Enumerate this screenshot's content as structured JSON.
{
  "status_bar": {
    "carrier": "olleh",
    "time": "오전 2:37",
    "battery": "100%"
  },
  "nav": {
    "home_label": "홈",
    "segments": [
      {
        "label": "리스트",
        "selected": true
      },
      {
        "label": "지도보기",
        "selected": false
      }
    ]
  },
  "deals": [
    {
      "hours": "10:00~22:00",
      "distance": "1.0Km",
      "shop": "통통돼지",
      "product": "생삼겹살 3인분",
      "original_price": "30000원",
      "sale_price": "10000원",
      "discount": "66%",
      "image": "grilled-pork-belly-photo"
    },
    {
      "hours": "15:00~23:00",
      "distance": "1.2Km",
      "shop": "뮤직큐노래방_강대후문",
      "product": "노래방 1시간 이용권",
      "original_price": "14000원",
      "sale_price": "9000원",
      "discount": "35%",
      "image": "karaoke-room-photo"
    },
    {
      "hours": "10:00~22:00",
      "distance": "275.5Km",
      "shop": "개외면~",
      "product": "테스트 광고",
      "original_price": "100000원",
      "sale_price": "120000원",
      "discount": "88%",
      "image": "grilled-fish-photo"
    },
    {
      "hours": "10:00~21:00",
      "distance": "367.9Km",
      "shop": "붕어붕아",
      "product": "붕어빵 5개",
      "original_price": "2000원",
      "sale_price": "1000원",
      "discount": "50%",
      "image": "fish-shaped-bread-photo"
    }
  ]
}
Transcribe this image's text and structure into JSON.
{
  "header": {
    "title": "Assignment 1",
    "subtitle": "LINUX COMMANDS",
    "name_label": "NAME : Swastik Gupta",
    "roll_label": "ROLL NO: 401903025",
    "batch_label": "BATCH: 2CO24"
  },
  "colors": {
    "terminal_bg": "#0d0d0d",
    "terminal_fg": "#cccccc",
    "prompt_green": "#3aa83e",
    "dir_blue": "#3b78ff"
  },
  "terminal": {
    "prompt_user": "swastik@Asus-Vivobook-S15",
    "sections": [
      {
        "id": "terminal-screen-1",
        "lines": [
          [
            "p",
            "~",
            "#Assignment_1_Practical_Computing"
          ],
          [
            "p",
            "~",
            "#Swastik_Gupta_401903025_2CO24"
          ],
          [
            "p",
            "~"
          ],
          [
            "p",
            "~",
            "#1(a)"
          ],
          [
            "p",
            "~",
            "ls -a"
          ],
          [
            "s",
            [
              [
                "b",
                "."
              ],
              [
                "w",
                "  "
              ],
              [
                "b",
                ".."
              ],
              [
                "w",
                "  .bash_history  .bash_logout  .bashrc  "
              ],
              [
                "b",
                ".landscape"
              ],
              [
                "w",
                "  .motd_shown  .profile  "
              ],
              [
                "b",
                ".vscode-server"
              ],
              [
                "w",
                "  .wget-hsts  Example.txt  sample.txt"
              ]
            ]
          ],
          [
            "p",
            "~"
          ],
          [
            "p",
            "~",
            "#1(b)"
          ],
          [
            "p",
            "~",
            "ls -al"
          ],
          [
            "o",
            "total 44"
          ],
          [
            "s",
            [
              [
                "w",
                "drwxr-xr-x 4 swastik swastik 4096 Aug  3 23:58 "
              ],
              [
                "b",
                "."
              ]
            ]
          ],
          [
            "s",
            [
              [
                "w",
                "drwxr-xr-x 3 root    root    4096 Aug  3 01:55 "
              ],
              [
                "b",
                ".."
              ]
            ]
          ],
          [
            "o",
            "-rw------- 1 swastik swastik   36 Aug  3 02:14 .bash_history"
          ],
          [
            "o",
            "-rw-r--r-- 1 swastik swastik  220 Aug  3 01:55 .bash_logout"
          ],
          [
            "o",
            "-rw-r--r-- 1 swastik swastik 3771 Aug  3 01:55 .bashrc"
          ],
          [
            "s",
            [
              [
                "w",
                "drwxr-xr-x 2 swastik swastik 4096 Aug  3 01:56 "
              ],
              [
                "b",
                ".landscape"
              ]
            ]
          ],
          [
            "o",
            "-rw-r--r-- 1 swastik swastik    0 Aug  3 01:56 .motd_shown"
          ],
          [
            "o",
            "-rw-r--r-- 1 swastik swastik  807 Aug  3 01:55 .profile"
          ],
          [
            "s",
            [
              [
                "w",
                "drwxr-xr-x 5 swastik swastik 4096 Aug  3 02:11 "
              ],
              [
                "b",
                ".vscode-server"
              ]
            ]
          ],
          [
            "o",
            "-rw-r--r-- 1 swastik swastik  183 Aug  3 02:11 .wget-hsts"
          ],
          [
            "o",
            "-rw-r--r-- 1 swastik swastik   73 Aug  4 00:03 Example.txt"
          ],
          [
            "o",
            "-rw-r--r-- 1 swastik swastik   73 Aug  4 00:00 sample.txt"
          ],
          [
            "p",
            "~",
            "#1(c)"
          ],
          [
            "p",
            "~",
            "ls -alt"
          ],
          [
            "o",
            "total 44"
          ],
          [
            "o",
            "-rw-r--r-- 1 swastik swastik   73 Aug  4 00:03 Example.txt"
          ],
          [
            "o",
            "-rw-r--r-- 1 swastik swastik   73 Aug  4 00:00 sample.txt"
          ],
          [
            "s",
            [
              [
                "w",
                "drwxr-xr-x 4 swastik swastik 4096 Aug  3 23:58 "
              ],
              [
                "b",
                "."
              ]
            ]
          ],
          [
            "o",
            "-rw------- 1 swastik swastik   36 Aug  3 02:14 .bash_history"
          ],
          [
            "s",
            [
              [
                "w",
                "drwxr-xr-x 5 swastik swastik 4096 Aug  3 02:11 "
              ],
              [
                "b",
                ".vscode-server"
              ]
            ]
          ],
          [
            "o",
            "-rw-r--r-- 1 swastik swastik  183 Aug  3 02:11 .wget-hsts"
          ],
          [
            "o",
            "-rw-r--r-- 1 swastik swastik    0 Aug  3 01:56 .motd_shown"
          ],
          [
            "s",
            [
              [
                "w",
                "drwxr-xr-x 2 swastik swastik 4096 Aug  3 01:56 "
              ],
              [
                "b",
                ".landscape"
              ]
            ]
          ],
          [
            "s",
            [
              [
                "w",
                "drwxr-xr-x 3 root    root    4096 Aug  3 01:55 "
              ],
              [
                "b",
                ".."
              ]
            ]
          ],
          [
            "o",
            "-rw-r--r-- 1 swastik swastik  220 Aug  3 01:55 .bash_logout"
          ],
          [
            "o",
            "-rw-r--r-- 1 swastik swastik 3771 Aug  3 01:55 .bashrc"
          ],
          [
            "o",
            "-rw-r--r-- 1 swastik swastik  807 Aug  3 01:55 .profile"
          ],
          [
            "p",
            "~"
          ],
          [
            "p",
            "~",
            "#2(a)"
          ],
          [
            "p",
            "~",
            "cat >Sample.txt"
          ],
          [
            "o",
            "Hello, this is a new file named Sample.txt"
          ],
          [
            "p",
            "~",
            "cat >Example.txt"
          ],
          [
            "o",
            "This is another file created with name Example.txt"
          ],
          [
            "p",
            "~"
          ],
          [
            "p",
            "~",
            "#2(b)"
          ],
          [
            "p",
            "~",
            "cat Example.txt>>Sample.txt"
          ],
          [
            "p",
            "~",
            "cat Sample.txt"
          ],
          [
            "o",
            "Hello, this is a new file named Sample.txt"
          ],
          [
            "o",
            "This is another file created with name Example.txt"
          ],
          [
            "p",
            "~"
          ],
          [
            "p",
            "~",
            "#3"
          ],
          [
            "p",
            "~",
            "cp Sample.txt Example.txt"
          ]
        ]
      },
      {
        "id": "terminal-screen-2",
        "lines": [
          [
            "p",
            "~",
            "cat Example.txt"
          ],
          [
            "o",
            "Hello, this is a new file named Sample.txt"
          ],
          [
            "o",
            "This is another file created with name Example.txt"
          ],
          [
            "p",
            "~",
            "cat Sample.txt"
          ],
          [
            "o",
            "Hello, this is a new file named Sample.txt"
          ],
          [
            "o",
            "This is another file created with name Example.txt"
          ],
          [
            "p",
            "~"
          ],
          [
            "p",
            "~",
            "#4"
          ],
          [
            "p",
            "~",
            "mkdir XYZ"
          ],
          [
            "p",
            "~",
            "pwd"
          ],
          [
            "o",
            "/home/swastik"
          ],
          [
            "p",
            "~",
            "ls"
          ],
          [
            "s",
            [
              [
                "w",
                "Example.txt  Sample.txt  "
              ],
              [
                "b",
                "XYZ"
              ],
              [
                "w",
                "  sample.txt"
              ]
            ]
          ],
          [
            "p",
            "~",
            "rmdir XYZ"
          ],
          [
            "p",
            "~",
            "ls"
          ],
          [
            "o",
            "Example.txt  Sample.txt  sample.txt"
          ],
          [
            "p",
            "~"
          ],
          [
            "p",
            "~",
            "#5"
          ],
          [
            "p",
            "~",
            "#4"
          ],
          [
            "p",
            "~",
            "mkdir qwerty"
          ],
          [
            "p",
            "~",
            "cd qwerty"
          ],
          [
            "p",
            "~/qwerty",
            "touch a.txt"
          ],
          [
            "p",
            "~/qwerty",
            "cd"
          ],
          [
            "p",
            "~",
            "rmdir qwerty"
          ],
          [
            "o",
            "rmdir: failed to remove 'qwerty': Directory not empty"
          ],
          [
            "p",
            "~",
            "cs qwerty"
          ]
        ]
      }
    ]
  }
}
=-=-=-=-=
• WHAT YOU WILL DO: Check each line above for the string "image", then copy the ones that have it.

• RESPONSE:
      "image": "grilled-pork-belly-photo"
      "image": "karaoke-room-photo"
      "image": "grilled-fish-photo"
      "image": "fish-shaped-bread-photo"
Transcribe this image's text and structure into JSON.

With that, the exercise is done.